On remand, a second settlement of the class action was presented for district court approval. The proposal altered the terms of the class action settlement in Fleet I in various ways (including ways that did not impress the Fleet II court, see e.g., Slip Opn., at 6-7) , but it continued to provide nothing for the information-sharing class. Nevertheless, “The district court approved the settlement, holding that valuing the information-sharing class’s claims at zero was fair and reasonable because . . . they suffered no actual damages, and, as a result, probably have no recovery under various states’ consumer protection statutes . . ., and moreover, the claimants faced significant hurdles in obtaining class certification.” Slip Opn., at 4.
While the Seventh Circuit was concerned about certain changes to the class action settlement, it found itself again focusing on the fact that the information-sharing class was to recover nothing: “Our concern remains the proper valuation of the information-sharing class’s claims,” Slip Opn., at 7. In this regard, the Court identified two significant problems with the district court’s analysis. First, the district court reviewed the information-sharing class’s claims under the laws of Illinois, Maryland, Massachusetts and Wisconsin only, even though the class action settlement affected the rights of information-sharing class members in other states, as well. Id., at 7-8. Second, the district court acknowledged that under Massachusetts law, Fleet’s alleged conduct “’create[s] a legal right, the invasion of which, without more, constitutes injury,’ and ‘under circumstances where there has been an invasion of a legally protected interest, but no harm for which actual damages can be awarded . . . the statute provides for the recovery of minimum [statutory] damages’ in the amount of twenty-five dollars.” Id., at 8 (italics added).
Fleet II was concerned, then, that information-sharing class members “may” be entitled to statutory damages under Massachusetts law, and perhaps the laws of other states that were no analyzed by the district court. Slip Opn., at 9 Because a $25 per violation statutory penalty would equate to a $35 million award for the 1.4 million class members of the information-sharing class, the Seventh Circuit believed a more detailed analysis of every applicable jurisdiction was required in order for the district court to conclude that the claims of the information-sharing class were worthless.
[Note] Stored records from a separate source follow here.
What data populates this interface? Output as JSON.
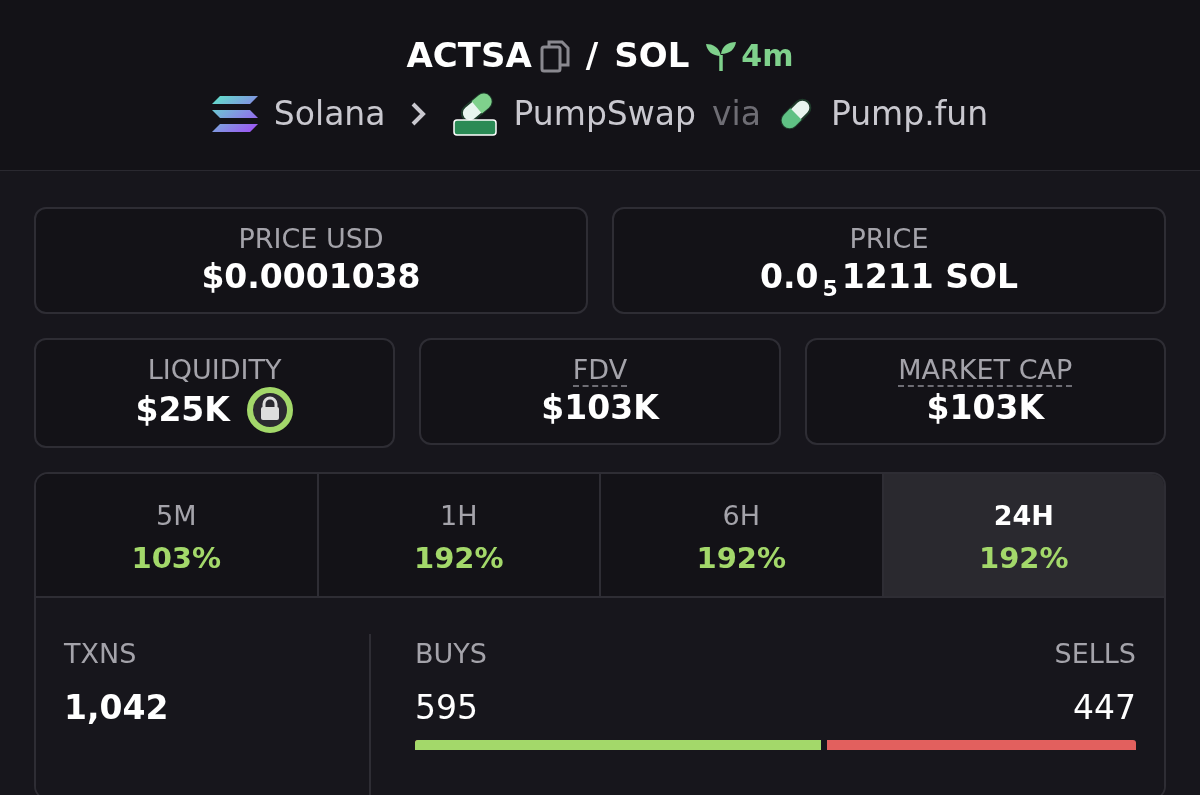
{
  "header": {
    "base": "ACTSA",
    "separator": "/",
    "quote": "SOL",
    "age": "4m",
    "chain": "Solana",
    "dex": "PumpSwap",
    "via": "via",
    "launchpad": "Pump.fun"
  },
  "price_cards": [
    {
      "label": "PRICE USD",
      "value": "$0.0001038"
    },
    {
      "label": "PRICE",
      "value": "0.0$_{5}$1211 SOL"
    }
  ],
  "stat_cards": [
    {
      "label": "LIQUIDITY",
      "value": "$25K",
      "dashed": false,
      "locked": true
    },
    {
      "label": "FDV",
      "value": "$103K",
      "dashed": true,
      "locked": false
    },
    {
      "label": "MARKET CAP",
      "value": "$103K",
      "dashed": true,
      "locked": false
    }
  ],
  "timeframes": [
    {
      "label": "5M",
      "change": "103%",
      "selected": false
    },
    {
      "label": "1H",
      "change": "192%",
      "selected": false
    },
    {
      "label": "6H",
      "change": "192%",
      "selected": false
    },
    {
      "label": "24H",
      "change": "192%",
      "selected": true
    }
  ],
  "txns": {
    "label": "TXNS",
    "value": "1,042",
    "buys_label": "BUYS",
    "buys": "595",
    "sells_label": "SELLS",
    "sells": "447",
    "level": 0.571
  }
}
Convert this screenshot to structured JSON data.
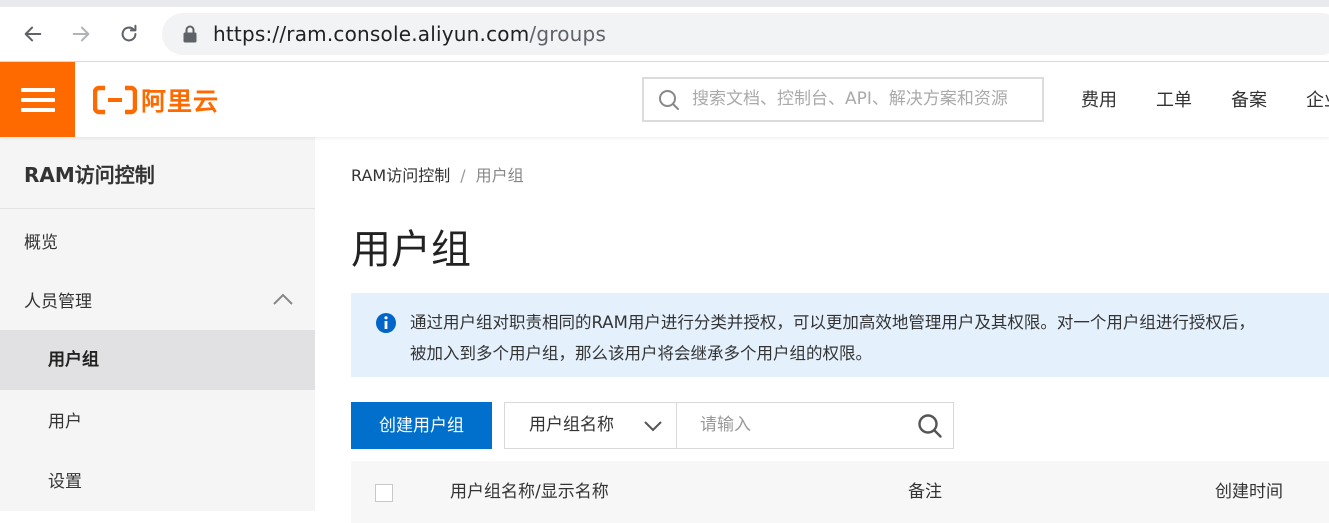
{
  "browser": {
    "url_host": "https://ram.console.aliyun.com",
    "url_path": "/groups"
  },
  "header": {
    "logo_text": "阿里云",
    "search_placeholder": "搜索文档、控制台、API、解决方案和资源",
    "links": [
      "费用",
      "工单",
      "备案",
      "企业"
    ]
  },
  "sidebar": {
    "title": "RAM访问控制",
    "items": [
      {
        "label": "概览"
      },
      {
        "label": "人员管理"
      },
      {
        "label": "用户组"
      },
      {
        "label": "用户"
      },
      {
        "label": "设置"
      }
    ]
  },
  "main": {
    "breadcrumb": [
      "RAM访问控制",
      "/",
      "用户组"
    ],
    "title": "用户组",
    "notice_line1": "通过用户组对职责相同的RAM用户进行分类并授权，可以更加高效地管理用户及其权限。对一个用户组进行授权后，",
    "notice_line2": "被加入到多个用户组，那么该用户将会继承多个用户组的权限。",
    "create_button": "创建用户组",
    "filter_select": "用户组名称",
    "filter_placeholder": "请输入",
    "columns": [
      "用户组名称/显示名称",
      "备注",
      "创建时间"
    ]
  },
  "colors": {
    "brand": "#ff6a00",
    "primary": "#0070cc",
    "notice_bg": "#e4f1fd"
  }
}
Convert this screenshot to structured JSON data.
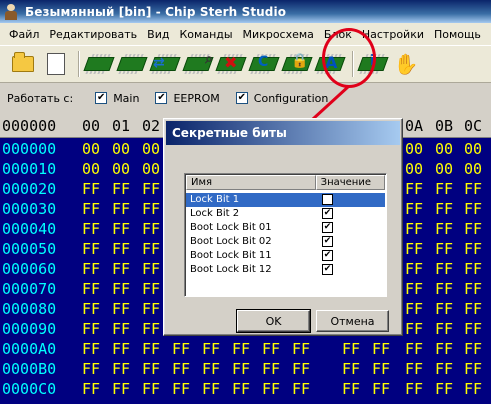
{
  "window": {
    "title": "Безымянный [bin] - Chip Sterh Studio"
  },
  "menu": {
    "items": [
      "Файл",
      "Редактировать",
      "Вид",
      "Команды",
      "Микросхема",
      "Блок",
      "Настройки",
      "Помощь"
    ]
  },
  "toolbar": {
    "buttons": [
      "open-folder-icon",
      "new-document-icon",
      "chip-read-icon",
      "chip-write-icon",
      "chip-transfer-icon",
      "chip-search-icon",
      "chip-erase-icon",
      "chip-config-icon",
      "chip-lock-icon",
      "chip-text-icon",
      "chip-info-icon",
      "hand-icon"
    ]
  },
  "options": {
    "label": "Работать с:",
    "main": "Main",
    "eeprom": "EEPROM",
    "configuration": "Configuration"
  },
  "hex": {
    "header_addr": "000000",
    "columns": [
      "00",
      "01",
      "02",
      "0A",
      "0B",
      "0C"
    ],
    "rows": [
      {
        "addr": "000000",
        "val": "00"
      },
      {
        "addr": "000010",
        "val": "00"
      },
      {
        "addr": "000020",
        "val": "FF"
      },
      {
        "addr": "000030",
        "val": "FF"
      },
      {
        "addr": "000040",
        "val": "FF"
      },
      {
        "addr": "000050",
        "val": "FF"
      },
      {
        "addr": "000060",
        "val": "FF"
      },
      {
        "addr": "000070",
        "val": "FF"
      },
      {
        "addr": "000080",
        "val": "FF"
      },
      {
        "addr": "000090",
        "val": "FF"
      },
      {
        "addr": "0000A0",
        "val": "FF"
      },
      {
        "addr": "0000B0",
        "val": "FF"
      },
      {
        "addr": "0000C0",
        "val": "FF"
      }
    ]
  },
  "dialog": {
    "title": "Секретные биты",
    "col_name": "Имя",
    "col_value": "Значение",
    "items": [
      {
        "name": "Lock Bit 1",
        "checked": true
      },
      {
        "name": "Lock Bit 2",
        "checked": true
      },
      {
        "name": "Boot Lock Bit 01",
        "checked": true
      },
      {
        "name": "Boot Lock Bit 02",
        "checked": true
      },
      {
        "name": "Boot Lock Bit 11",
        "checked": true
      },
      {
        "name": "Boot Lock Bit 12",
        "checked": true
      }
    ],
    "selected_index": 0,
    "ok": "OK",
    "cancel": "Отмена"
  },
  "colors": {
    "hex_background": "#000080",
    "address": "#00ffff",
    "value": "#ffff00",
    "annotation": "#e0001a"
  }
}
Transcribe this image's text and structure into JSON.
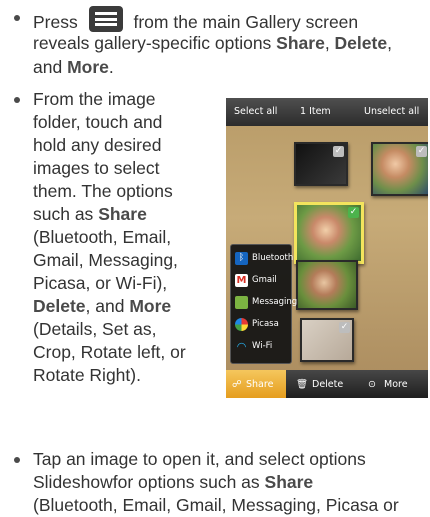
{
  "bullets": {
    "b1": {
      "line1_pre": "Press",
      "line1_post": "from the main Gallery screen",
      "line2_pre": "reveals gallery-specific options ",
      "line2_share": "Share",
      "line2_sep": ", ",
      "line2_delete": "Delete",
      "line2_end": ",",
      "line3_pre": "and ",
      "line3_more": "More",
      "line3_end": "."
    },
    "b2": {
      "lines": [
        "From the image",
        "folder, touch and",
        "hold any desired",
        "images to select",
        "them. The options",
        "such as ",
        "(Bluetooth, Email,",
        "Gmail, Messaging,",
        "Picasa, or Wi-Fi),",
        "",
        "(Details, Set as,",
        "Crop, Rotate left, or",
        "Rotate Right)."
      ],
      "share": "Share",
      "delete": "Delete",
      "and": ", and ",
      "more": "More"
    },
    "b3": {
      "line1": "Tap an image to open it, and select options",
      "line2_pre": "Slideshowfor options such as ",
      "line2_share": "Share",
      "line3": "(Bluetooth, Email, Gmail, Messaging, Picasa or"
    }
  },
  "phone": {
    "topbar": {
      "select_all": "Select all",
      "count": "1 Item",
      "unselect_all": "Unselect all"
    },
    "share_menu": [
      {
        "label": "Bluetooth",
        "icon": "bluetooth-icon",
        "color": "#1565c0"
      },
      {
        "label": "Gmail",
        "icon": "gmail-icon",
        "color": "#d93025"
      },
      {
        "label": "Messaging",
        "icon": "messaging-icon",
        "color": "#7cb342"
      },
      {
        "label": "Picasa",
        "icon": "picasa-icon",
        "color": "#ef6c00"
      },
      {
        "label": "Wi-Fi",
        "icon": "wifi-icon",
        "color": "#29b6f6"
      }
    ],
    "bottombar": {
      "share": "Share",
      "delete": "Delete",
      "more": "More"
    }
  }
}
Moreover, the choice-of-law issues in nationwide class actions are rarely so uncomplicated that one can delineate clear winning and losing arguments at an early stage in the litigation. . . . And it would seem that the legal uncertainty resulting from the complicated choice-of-law issues in this case should not cut solely against the value of plaintiff’s claims here, but should also be a factor in considering the value of Fleet’s defenses. Slip Opn., at 9-10 (citations omitted).
In reversing and remanding, the Seventh Circuit provided the district court with the following guidance: “a claim analysis under these circumstances would require consideration of (1) the probability of the information-sharing class having grounds of recovery under any applicable law; (2) the probability of such favorable law applying to the entire information-sharing class (rather than differing subsets); and (3) the probability of winning on the merits.” Slip Opn., at 10. The Fleet II opinion is well worth reading.